- [WORK TO BE COMPLETED]: Which lines of the records below contain the word "subtitle"? Show each one.

- [INFORMATION]:

+ + + + +

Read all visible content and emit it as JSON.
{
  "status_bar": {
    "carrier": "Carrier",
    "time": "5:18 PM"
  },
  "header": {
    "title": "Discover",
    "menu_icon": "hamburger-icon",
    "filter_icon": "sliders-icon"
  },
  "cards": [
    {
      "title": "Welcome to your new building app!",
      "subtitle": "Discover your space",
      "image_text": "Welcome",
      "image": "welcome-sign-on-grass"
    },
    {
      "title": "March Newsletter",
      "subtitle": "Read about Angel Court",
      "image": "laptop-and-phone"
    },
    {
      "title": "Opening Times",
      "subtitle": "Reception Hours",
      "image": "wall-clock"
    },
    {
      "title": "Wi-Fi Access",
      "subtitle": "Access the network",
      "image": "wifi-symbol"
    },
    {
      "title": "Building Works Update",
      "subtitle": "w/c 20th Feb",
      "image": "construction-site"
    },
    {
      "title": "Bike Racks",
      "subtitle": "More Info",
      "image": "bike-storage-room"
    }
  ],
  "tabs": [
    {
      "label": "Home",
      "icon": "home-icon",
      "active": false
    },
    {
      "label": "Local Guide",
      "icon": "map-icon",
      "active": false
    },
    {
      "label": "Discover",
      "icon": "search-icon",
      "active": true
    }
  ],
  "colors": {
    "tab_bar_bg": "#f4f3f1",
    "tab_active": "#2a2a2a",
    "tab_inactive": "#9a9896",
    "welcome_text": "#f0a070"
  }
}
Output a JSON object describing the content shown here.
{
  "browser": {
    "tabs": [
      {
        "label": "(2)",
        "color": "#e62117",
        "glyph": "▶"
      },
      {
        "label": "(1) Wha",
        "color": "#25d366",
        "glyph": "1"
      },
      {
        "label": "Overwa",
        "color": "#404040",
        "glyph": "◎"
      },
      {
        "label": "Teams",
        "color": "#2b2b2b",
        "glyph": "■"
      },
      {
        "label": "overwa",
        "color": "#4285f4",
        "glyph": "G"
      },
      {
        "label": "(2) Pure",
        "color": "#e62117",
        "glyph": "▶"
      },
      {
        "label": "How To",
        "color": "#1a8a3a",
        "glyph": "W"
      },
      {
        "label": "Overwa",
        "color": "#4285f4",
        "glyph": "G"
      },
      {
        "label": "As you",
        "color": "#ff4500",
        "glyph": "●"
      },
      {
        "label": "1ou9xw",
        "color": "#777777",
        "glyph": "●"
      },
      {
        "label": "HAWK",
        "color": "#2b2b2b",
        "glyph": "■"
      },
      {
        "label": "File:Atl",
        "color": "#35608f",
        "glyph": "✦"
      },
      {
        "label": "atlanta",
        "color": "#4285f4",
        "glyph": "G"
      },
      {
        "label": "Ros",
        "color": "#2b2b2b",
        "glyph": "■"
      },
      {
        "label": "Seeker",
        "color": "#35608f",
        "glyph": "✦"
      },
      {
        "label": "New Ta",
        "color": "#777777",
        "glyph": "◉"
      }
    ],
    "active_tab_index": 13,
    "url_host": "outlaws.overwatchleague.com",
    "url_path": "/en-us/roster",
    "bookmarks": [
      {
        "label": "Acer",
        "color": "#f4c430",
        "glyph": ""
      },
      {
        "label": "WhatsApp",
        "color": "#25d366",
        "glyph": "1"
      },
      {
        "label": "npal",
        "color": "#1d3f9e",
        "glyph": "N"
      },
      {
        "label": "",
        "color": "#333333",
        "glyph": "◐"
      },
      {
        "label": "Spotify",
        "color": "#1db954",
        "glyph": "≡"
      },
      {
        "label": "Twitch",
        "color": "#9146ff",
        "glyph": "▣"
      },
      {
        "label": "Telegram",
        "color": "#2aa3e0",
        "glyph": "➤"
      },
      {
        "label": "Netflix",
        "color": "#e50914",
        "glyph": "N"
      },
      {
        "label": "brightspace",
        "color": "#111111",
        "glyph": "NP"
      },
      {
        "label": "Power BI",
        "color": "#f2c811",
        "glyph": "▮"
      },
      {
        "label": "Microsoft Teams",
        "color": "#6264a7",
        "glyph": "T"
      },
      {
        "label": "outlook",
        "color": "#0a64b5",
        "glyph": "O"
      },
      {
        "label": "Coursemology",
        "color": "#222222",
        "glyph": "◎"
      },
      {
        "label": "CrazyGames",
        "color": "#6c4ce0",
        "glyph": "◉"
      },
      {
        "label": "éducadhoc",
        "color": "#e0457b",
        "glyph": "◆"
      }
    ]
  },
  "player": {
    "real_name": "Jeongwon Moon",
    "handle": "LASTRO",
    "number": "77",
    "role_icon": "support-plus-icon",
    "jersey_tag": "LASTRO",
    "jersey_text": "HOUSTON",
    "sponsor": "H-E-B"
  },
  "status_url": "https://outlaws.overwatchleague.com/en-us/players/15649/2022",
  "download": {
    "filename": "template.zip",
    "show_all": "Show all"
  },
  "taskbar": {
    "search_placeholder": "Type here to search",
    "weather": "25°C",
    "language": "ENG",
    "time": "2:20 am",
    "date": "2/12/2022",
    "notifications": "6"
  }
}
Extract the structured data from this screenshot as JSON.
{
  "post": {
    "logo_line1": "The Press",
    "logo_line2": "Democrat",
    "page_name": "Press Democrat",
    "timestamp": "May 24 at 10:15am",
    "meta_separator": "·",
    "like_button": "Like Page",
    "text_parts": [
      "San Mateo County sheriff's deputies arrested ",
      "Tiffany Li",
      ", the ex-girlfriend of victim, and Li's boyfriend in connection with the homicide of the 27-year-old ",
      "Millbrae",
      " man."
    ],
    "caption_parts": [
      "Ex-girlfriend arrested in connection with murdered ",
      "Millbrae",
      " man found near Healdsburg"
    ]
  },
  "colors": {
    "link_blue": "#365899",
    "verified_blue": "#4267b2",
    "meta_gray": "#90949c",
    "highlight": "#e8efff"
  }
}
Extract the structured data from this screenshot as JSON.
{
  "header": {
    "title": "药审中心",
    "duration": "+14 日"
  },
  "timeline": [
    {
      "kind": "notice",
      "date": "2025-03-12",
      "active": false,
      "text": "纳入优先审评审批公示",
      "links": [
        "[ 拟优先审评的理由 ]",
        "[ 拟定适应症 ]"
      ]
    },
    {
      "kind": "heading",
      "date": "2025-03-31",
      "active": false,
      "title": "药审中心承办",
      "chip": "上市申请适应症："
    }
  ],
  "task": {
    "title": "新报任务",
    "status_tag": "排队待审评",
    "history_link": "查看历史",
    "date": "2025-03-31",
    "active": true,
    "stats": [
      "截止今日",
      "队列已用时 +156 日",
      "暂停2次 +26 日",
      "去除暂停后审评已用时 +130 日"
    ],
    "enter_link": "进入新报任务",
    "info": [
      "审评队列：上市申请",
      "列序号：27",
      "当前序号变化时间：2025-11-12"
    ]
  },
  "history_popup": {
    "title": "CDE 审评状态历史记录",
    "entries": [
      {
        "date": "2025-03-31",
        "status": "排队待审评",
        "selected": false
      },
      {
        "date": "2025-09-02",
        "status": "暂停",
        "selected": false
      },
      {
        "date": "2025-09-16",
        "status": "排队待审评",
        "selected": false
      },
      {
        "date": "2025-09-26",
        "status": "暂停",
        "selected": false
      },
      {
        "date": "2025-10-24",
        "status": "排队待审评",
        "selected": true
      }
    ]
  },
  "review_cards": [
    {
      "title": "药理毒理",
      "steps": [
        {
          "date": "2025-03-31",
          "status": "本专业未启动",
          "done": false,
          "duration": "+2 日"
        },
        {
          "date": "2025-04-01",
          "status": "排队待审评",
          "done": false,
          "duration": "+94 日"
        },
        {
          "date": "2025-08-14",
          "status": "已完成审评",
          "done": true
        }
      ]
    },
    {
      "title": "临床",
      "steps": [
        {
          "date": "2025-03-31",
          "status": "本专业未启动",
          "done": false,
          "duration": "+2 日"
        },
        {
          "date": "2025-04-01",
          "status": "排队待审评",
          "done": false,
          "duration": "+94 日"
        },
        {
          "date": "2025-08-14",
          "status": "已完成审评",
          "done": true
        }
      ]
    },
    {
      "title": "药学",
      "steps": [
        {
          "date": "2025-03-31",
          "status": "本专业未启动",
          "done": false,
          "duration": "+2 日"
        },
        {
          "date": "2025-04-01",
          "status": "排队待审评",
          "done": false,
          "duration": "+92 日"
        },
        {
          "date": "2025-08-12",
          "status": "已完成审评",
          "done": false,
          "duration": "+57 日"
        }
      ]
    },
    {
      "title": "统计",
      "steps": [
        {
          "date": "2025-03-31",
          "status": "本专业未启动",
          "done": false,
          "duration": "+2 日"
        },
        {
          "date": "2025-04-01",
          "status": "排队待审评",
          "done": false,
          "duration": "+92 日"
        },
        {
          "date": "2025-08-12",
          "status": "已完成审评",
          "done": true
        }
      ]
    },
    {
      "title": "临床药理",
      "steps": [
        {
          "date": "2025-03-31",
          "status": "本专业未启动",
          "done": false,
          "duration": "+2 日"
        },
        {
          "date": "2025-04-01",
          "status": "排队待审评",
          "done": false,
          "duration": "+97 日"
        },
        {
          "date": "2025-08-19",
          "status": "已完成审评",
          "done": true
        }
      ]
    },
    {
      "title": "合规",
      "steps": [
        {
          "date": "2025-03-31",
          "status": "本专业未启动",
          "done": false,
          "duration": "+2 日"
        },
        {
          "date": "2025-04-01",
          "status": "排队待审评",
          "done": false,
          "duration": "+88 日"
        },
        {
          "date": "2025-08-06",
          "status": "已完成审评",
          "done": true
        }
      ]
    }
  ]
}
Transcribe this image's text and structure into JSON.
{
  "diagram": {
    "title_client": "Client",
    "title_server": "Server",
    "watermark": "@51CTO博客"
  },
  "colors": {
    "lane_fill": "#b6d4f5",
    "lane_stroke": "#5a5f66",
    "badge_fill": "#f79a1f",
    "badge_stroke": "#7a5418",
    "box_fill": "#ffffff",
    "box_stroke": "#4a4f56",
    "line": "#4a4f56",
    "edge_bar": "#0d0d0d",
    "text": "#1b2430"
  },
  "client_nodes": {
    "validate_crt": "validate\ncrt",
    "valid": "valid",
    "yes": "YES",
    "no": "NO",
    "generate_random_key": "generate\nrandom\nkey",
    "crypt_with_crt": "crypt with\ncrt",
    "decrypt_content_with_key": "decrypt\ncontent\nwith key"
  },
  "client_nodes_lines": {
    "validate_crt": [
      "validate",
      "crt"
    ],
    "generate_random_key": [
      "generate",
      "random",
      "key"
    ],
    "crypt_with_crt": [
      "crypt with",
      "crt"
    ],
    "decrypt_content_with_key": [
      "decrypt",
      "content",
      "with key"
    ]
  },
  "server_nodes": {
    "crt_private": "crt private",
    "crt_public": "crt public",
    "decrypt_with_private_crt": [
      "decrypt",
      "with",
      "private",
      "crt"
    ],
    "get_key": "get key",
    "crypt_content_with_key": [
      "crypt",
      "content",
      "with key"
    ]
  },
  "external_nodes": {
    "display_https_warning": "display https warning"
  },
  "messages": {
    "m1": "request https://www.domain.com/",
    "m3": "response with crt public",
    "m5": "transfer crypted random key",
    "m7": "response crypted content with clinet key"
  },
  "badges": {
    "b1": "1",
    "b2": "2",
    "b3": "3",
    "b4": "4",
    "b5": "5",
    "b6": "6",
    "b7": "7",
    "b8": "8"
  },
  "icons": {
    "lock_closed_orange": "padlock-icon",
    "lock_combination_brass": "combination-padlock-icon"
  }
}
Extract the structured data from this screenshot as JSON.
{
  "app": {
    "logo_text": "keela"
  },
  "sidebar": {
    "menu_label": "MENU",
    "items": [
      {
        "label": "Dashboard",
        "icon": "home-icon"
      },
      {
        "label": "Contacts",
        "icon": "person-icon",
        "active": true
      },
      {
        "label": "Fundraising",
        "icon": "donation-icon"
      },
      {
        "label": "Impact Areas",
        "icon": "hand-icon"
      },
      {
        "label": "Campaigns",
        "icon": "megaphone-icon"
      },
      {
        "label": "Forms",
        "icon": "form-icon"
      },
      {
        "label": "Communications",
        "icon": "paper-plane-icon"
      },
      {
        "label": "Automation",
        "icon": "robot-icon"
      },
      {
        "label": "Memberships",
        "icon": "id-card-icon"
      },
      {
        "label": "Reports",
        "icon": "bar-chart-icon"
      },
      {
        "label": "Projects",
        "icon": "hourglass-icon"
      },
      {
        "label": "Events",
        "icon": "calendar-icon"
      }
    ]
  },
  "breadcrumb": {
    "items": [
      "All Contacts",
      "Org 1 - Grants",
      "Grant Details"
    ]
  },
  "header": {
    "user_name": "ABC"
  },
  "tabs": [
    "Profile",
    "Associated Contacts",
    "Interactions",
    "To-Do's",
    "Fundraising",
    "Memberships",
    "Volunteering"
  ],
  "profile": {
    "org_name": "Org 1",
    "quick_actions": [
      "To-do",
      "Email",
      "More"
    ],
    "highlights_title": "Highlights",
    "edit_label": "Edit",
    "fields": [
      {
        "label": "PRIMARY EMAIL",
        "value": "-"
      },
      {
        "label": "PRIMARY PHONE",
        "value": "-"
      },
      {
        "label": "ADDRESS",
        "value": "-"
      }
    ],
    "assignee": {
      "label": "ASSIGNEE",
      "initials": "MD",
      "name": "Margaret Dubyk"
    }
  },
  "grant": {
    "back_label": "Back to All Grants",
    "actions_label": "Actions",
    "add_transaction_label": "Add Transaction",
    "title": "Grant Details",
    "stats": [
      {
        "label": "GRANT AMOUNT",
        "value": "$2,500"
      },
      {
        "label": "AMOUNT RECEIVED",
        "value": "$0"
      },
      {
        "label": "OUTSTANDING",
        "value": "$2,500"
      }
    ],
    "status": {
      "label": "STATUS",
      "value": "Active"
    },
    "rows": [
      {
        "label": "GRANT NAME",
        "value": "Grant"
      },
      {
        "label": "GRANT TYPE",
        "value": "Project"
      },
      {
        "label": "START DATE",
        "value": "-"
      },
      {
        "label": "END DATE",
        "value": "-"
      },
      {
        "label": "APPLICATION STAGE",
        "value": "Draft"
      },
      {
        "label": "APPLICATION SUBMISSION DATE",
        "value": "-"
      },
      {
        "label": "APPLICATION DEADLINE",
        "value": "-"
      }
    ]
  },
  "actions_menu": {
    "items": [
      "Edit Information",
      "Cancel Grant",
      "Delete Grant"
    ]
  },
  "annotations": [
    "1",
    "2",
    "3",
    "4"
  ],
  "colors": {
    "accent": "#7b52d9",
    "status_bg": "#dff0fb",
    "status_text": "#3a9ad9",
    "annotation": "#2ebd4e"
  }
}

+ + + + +

- [ANSWER SPACE]:
      "subtitle": "Discover your space",
      "subtitle": "Read about Angel Court",
      "subtitle": "Reception Hours",
      "subtitle": "Access the network",
      "subtitle": "w/c 20th Feb",
      "subtitle": "More Info",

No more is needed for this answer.